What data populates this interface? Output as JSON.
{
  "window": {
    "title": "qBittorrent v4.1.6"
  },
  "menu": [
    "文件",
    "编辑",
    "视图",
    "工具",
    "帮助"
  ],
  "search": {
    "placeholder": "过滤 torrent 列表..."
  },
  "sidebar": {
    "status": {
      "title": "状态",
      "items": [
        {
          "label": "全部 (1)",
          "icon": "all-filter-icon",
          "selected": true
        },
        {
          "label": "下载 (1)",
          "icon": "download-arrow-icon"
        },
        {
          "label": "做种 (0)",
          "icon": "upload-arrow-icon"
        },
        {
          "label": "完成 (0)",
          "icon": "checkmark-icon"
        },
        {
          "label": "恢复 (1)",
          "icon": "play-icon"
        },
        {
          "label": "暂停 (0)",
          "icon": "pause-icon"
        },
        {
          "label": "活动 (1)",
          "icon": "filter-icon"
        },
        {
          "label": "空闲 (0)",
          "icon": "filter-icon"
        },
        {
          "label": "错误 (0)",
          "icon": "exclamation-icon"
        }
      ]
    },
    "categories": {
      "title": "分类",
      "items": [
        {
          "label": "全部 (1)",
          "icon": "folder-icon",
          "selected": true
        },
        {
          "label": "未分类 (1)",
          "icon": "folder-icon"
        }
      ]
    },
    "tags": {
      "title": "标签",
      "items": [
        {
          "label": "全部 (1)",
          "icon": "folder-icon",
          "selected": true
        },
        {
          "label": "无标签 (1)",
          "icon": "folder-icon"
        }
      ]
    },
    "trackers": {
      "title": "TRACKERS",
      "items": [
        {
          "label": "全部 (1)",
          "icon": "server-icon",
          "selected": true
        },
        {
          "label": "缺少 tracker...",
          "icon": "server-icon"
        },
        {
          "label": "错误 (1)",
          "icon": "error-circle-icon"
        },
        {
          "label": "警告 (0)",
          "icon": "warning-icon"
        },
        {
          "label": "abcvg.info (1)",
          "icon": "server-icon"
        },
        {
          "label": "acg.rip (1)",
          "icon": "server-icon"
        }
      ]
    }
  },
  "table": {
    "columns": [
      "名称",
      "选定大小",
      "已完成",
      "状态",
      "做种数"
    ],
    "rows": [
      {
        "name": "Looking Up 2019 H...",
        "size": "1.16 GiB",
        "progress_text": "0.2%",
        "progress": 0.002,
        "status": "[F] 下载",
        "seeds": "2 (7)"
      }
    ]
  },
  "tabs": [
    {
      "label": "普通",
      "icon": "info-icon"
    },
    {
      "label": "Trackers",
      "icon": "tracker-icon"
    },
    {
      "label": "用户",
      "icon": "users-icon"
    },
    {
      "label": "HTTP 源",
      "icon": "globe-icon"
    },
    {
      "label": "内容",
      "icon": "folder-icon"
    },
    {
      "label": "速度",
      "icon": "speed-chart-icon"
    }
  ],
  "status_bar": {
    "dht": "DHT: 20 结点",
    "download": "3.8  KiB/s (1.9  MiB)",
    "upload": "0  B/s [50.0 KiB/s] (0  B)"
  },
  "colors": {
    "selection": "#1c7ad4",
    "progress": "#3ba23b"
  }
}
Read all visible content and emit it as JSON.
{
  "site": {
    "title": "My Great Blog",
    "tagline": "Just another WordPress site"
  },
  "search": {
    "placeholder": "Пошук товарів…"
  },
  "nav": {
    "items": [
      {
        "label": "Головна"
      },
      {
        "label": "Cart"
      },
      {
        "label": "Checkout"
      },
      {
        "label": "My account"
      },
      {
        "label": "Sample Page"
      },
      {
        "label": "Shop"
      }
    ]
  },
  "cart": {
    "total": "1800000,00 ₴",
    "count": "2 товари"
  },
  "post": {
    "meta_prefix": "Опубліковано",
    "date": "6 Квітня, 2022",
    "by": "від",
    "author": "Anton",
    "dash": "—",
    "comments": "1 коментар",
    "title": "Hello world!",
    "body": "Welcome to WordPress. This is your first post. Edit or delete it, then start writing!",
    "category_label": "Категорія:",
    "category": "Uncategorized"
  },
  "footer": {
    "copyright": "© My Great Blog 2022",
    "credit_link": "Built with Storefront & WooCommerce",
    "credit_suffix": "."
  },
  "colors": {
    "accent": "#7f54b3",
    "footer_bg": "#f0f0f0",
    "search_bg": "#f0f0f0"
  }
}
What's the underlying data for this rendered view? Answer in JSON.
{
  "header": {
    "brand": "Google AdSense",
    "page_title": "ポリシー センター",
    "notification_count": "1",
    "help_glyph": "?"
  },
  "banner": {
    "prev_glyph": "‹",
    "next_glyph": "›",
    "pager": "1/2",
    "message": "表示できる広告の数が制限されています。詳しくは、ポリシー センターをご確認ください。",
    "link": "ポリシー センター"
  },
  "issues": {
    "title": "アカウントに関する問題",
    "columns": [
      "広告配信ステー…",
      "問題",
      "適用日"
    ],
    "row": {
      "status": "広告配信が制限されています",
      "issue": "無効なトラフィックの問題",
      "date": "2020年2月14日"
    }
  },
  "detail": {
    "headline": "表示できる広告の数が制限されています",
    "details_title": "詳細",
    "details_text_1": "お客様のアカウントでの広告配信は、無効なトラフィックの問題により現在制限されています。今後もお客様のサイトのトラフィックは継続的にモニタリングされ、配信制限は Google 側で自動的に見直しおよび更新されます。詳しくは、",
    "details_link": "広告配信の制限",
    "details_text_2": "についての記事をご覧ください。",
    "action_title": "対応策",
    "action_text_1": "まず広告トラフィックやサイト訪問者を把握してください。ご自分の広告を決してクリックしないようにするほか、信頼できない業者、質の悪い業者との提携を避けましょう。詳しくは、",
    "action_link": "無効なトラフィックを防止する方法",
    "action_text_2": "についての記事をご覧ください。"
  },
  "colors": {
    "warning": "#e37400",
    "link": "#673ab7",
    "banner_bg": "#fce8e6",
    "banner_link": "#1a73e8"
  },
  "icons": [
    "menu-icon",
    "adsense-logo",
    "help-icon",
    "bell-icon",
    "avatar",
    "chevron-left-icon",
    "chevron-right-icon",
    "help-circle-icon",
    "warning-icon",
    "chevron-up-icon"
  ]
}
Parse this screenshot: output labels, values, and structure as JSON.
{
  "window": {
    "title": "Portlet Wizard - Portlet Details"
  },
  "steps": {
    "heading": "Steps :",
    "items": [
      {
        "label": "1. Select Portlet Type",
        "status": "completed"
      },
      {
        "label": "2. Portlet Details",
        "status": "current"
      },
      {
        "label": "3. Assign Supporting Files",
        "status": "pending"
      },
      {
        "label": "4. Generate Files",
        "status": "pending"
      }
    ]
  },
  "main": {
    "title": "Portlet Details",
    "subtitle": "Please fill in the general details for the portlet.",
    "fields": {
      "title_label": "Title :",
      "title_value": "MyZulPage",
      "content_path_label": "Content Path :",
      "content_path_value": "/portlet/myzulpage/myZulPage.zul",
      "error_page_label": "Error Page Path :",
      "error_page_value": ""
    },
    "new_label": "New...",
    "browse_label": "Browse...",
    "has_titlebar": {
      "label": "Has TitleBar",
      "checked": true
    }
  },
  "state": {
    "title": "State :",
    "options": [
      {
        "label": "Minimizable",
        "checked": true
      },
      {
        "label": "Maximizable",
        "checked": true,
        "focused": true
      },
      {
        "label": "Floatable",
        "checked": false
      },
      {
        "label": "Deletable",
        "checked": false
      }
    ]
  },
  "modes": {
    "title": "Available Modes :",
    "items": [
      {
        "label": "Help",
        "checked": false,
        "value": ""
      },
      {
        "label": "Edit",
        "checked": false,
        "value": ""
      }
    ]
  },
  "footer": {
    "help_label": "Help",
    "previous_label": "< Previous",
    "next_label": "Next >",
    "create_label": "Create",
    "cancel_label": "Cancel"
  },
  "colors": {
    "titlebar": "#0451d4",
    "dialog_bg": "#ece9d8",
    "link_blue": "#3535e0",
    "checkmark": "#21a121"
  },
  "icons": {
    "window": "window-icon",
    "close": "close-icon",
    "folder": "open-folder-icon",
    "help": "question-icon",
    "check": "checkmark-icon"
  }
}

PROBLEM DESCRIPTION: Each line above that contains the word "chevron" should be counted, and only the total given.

SOLUTION FOR THIS EXERCISE: 3